Provided material
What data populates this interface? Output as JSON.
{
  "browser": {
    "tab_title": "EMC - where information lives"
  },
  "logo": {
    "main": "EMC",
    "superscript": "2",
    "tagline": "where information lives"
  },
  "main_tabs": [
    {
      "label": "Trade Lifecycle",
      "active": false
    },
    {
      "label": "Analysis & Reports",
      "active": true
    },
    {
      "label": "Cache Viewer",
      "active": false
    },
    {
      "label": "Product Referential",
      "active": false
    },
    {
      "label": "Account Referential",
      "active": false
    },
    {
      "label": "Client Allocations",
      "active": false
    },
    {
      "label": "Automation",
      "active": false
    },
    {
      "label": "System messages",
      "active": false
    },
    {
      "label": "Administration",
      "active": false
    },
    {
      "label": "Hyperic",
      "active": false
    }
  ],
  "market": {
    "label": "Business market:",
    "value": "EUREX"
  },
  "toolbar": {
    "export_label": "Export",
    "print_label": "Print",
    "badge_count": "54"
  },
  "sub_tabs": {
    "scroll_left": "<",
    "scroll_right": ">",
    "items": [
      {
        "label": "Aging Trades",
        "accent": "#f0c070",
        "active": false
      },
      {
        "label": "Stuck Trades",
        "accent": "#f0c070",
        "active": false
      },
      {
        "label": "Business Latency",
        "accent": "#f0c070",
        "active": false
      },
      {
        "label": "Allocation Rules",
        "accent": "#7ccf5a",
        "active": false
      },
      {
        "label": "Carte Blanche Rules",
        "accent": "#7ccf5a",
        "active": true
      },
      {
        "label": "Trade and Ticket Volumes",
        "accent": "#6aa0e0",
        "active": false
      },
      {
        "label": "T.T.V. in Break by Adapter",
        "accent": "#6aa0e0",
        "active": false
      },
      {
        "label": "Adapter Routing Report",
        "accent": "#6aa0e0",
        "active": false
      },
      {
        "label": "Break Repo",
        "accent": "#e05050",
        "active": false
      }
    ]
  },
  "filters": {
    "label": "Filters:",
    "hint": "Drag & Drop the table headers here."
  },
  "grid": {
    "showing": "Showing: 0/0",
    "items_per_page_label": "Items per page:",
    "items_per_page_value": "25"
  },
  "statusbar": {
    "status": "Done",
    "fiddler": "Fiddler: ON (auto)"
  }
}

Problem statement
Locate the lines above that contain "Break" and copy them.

Answer space
        "label": "T.T.V. in Break by Adapter",
        "label": "Break Repo",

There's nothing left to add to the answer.